Other Benefits And Rules To Consider
This section uses the information provided by Dana Anspach in ‘Control Your Retirement Destiny’ which explains other benefits and rules to consider in relation to social security.
Next to your personal benefits, you may be eligible for others such as Spouse benefits, Divorced benefits, and Survivor or Widow benefits. They all have their own rules when it comes to eligibility which is why exploring them further through the SSA links provided is worthwhile.
Furthermore, there are other factors which will determine how much SSA you can receive outside of the information we have already discussed. Firstly, a key determinant is if you are still working or not. If this is the case, there is an income limit that applies:

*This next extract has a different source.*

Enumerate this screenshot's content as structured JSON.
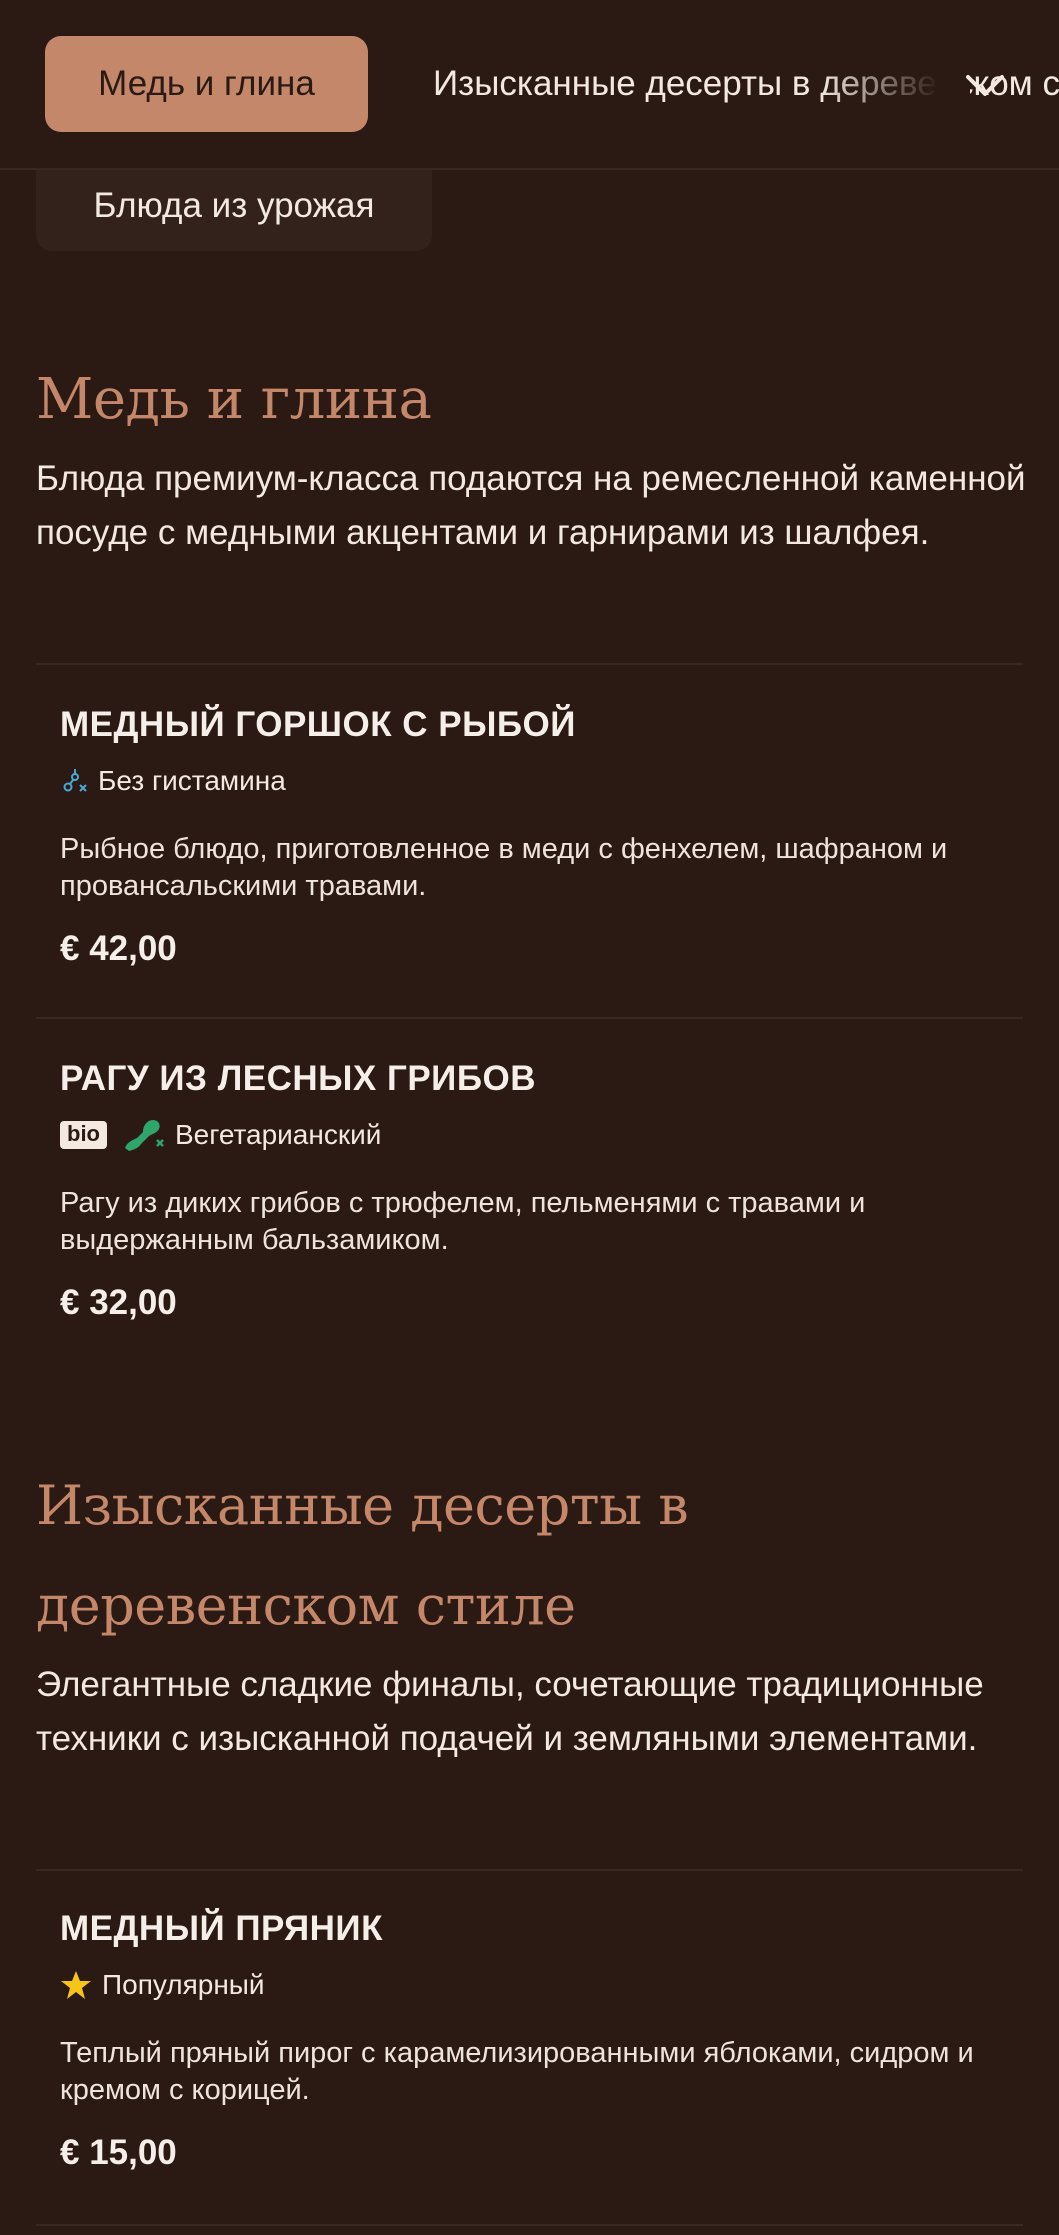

- If you are still working and under your FRA, the earning limit is $17,640. If you earn more, you are not eligible for benefits.
- In the year you reach your FRA, the limit is $46,920. However, the SSA only counts earnings before the month you reach FRA.
- At your FRA: your earnings no longer reduce your benefits.
There are many variables to consider for these additional benefits and understanding their rules can quickly become complicated and overwhelming which is why using advanced software can offer help and support.
Advanced Social Security Calculators
In ‘Control Your Retirement Destiny’, Dana suggests there are three useful software’s:
This calculator allows you to assess your claiming options. It does not explain the numbers leading to the final recommendation nor does it deliver more advanced claiming strategies.
This calculator covers a wide variety of possible claiming scenarios. This is a paid service ($40 per year for individuals and $250 for financial advisors). The following benefits of social security are considered in the calculator:
- Retirement Insurance Benefits
- Spouse’s Insurance Benefits
- Divorced Spouse’s Insurance Benefits
- Social Security Disability Insurance Benefits
- Child In-Care Spouse’s Insurance Benefits
- Widow(er)’s Insurance Benefits
- Divorced Widow(er)’s Insurance Benefits
- Child’s Insurance Benefits
- Childhood Disability Benefits
- Surviving Child’s Insurance Benefits
- Father’s and Mother’s Insurance Benefits
This software was designed by advisors for advisors. Thus, you will need to access an advisor if you would like to receive a full report. You will receive three claiming strategies. They also have a free calculator which simplifies information.
This calculator is also another paid service ($49.99 per month or $500 for an annual subscription). It is a very powerful and comprehensive social security calculator, which can serve as an essential tool for retirement/financial advisors.